Cleaning it, on the other hand, can be a hassle, especially when it comes to high, hard-to-reach corners. A stick vacuum, was made for jobs like this. It is only three pounds, so lifting it will not put too much strain on your arms, and the powerful suction capacity will work to pull dust out of even the tightest nooks and crannies.
2. High shelving
High shelves can be tricky not only because of their placement, but because the items on display — books, pictures or other treasures — can be too delicate for the suction of a vacuum cleaner. Your best bet here is to lightly go over the shelves and their contents with an updated version of the classic feather duster: look for one made from microfibre so you can throw it in the washing machine when you are done.

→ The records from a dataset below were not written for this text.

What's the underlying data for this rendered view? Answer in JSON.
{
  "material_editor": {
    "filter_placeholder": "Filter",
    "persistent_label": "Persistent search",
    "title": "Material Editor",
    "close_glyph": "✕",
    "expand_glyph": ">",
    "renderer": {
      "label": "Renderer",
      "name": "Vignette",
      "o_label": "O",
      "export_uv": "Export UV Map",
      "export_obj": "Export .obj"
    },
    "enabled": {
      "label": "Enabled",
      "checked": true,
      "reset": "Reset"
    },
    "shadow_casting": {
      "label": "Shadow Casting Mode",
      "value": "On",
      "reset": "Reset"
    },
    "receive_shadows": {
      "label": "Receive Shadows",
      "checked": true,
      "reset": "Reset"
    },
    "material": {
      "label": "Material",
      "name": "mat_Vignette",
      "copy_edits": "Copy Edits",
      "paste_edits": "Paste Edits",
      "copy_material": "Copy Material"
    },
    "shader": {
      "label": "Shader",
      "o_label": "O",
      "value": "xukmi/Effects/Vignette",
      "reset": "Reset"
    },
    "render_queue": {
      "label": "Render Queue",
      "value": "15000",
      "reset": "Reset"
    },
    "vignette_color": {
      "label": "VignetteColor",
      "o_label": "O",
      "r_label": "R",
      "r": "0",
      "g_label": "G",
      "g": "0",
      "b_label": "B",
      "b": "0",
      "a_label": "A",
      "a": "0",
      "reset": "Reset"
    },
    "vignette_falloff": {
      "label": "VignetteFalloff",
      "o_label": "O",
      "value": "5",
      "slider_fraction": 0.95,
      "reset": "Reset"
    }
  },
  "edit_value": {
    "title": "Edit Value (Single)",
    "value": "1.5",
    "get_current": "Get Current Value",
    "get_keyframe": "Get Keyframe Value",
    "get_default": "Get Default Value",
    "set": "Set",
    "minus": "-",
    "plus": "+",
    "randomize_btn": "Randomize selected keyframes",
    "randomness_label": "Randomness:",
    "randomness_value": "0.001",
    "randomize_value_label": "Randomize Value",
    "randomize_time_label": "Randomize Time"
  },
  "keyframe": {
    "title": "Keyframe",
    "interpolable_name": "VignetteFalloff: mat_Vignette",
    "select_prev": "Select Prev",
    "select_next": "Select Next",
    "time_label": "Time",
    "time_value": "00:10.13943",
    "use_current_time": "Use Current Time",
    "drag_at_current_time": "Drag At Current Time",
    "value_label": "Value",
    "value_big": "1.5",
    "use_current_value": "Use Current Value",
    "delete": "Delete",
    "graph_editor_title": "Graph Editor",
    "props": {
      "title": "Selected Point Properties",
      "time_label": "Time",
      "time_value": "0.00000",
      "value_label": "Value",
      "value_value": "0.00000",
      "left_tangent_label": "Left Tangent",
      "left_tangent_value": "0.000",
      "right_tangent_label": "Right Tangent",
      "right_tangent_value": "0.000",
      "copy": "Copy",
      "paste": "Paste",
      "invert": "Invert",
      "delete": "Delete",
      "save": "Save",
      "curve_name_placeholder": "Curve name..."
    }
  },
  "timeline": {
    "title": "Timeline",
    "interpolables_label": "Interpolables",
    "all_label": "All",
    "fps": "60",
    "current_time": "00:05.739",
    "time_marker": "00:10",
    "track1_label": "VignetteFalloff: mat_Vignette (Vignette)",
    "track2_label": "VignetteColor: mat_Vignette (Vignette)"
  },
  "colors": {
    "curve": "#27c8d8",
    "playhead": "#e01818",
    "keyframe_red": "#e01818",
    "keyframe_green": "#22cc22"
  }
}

3. Under, and behind, the fridge
“Out of sight, out of mind” can be a useful principle in other areas of life, but it is not one you want to apply to underneath and behind your refrigerator. These areas are, unsurprisingly, prime for grime that you might miss during a kitchen clean-up.

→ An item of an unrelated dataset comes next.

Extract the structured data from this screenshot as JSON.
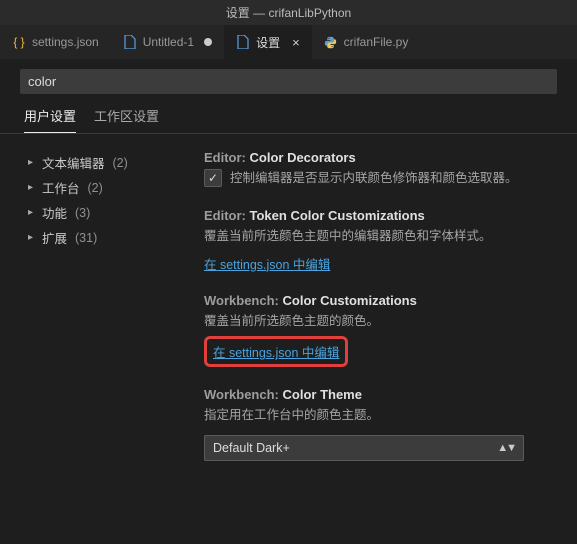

To start, wiggle the fridge away from the wall—the goal here is to create enough space to allow you to hit the parts of the wall and floor that are usually covered up. A stick vacuum can also be helpful here, especially when it comes to the floor space between the wall and the fridge.

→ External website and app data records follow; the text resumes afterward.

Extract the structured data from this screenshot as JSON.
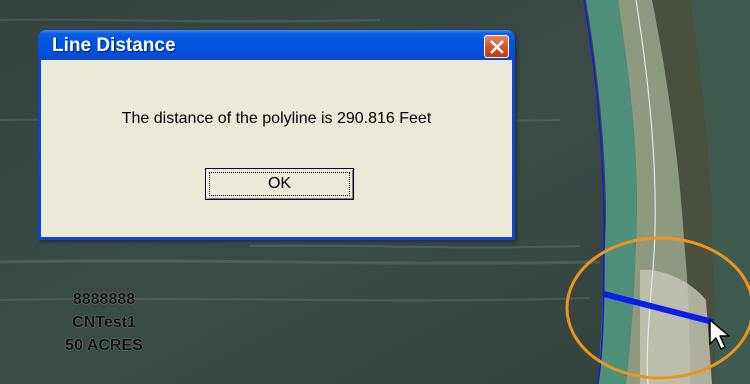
{
  "dialog": {
    "title": "Line Distance",
    "message": "The distance of the polyline is 290.816 Feet",
    "ok_label": "OK"
  },
  "parcel": {
    "id": "8888888",
    "name": "CNTest1",
    "area": "50 ACRES"
  },
  "colors": {
    "title_bar": "#0053e0",
    "dialog_bg": "#ece9d8",
    "measure_line": "#0a1eea",
    "highlight_circle": "#e8961e",
    "parcel_boundary": "#1a1ad8"
  },
  "icons": {
    "close": "close-icon",
    "cursor": "mouse-pointer-icon"
  }
}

4. Behind the toilet
Cleaning the toilet is an essential part of any bathroom cleaning routine, and the area behind the toilet should be no different. It can be a magnet for germs, and because it can sometimes be hard to reach, it can also be easy to forget about.
Hit the area with a slim, maneuverable vacuum first, which will loosen debris. And then: enter the swivel mop. Designed to get into hard-to-reach corners, it works on virtually any kind of surface, and with the right cleaning solution, will have the area behind your toilet gleaming (and germ-free!) in no time.
5. Around the faucets
Faucets, especially smaller ones in the bathroom, pose a challenge because they seem accessible—you can clean most of a faucet the way you would anything else in the kitchen or bathroom. But usually there is a part of it—often near the base on the back, maybe close to a wall—that is just out of reach, and therefore a place that probably needs some extra attention.
7. Remotes, keyboards, and alarm systems
You might not immediately think of remote controls, keyboards and alarm system keypads as things that need to be regularly cleaned, but if you live in a home where these objects are in high use, it is likely time to start! Oils from fingers can linger, and you will want to pay special attention to high-touch surfaces during cold and flu season.
Try a product that has been a staple of many office for the last several decades: canned air. It will loosen crumbs and buildup in between remote control buttons and keyboards, making it easy to swipe away the rest with your microfiber cloth or old toothbrush. Then, finish the job with a disinfecting wipe.